FRESNO, Calif. (KFSN) -- Every three weeks without fail, Patrick Eads donates much needed platelets and makes his appointment rain, shine, or heat wave.
"It's air conditioned here, it's not really a problem it's actually very comfortable in here. It's actually more comfortable here than say my apartment."
But at the Central California Blood Center, on the hottest day of the year, Eads is an anomaly.
Dean Eller, President and CEO of the Central California Blood Center, said, "As you can see in our donor room there's nobody here."
Eller said summertime slow down isn't unusual, but the heat wave is bringing their donations to almost a halt.
"It's unfortunate because we still have to have an x number of units each and every day to meet basic needs."
When those basic needs aren't met they have to call other cities and states to import blood. Which could happen soon, since Eller said there has been an increase in traumas and at Valley Children's Hospital; more children are being seen for heat related problems.
"The worst symptoms leading into heat stroke would be the confusion and the hallucinations into seizures and eventually unconsciousness," said Carlos Flores, Valley Children's Hospital nurse.
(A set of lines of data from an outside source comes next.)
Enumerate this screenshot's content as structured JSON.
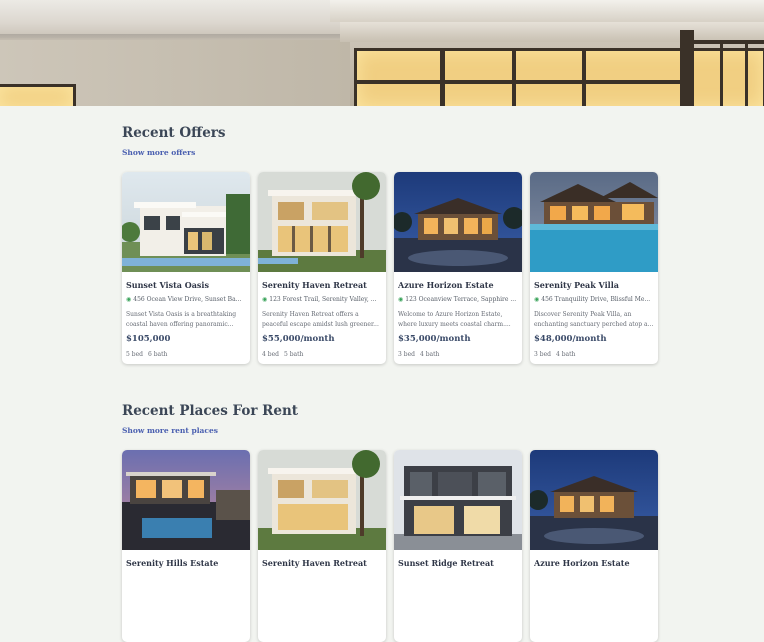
{
  "offers": {
    "title": "Recent Offers",
    "show_more": "Show more offers",
    "cards": [
      {
        "name": "Sunset Vista Oasis",
        "address": "456 Ocean View Drive, Sunset Ba...",
        "desc1": "Sunset Vista Oasis is a breathtaking",
        "desc2": "coastal haven offering panoramic...",
        "price": "$105,000",
        "beds": "5 bed",
        "baths": "6 bath"
      },
      {
        "name": "Serenity Haven Retreat",
        "address": "123 Forest Trail, Serenity Valley, ...",
        "desc1": "Serenity Haven Retreat offers a",
        "desc2": "peaceful escape amidst lush greener...",
        "price": "$55,000/month",
        "beds": "4 bed",
        "baths": "5 bath"
      },
      {
        "name": "Azure Horizon Estate",
        "address": "123 Oceanview Terrace, Sapphire ...",
        "desc1": "Welcome to Azure Horizon Estate,",
        "desc2": "where luxury meets coastal charm....",
        "price": "$35,000/month",
        "beds": "3 bed",
        "baths": "4 bath"
      },
      {
        "name": "Serenity Peak Villa",
        "address": "456 Tranquility Drive, Blissful Me...",
        "desc1": "Discover Serenity Peak Villa, an",
        "desc2": "enchanting sanctuary perched atop a...",
        "price": "$48,000/month",
        "beds": "3 bed",
        "baths": "4 bath"
      }
    ]
  },
  "rent": {
    "title": "Recent Places For Rent",
    "show_more": "Show more rent places",
    "cards": [
      {
        "name": "Serenity Hills Estate"
      },
      {
        "name": "Serenity Haven Retreat"
      },
      {
        "name": "Sunset Ridge Retreat"
      },
      {
        "name": "Azure Horizon Estate"
      }
    ]
  },
  "icons": {
    "location": "map-pin-icon"
  },
  "colors": {
    "accent_link": "#4a5fb0",
    "pin": "#3aa35a",
    "background": "#f2f4f0"
  }
}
Doctors say when the temperatures reach the triple digits it is important to stay cool. Volunteers at the blood center invite you to kill two birds with one heat wave.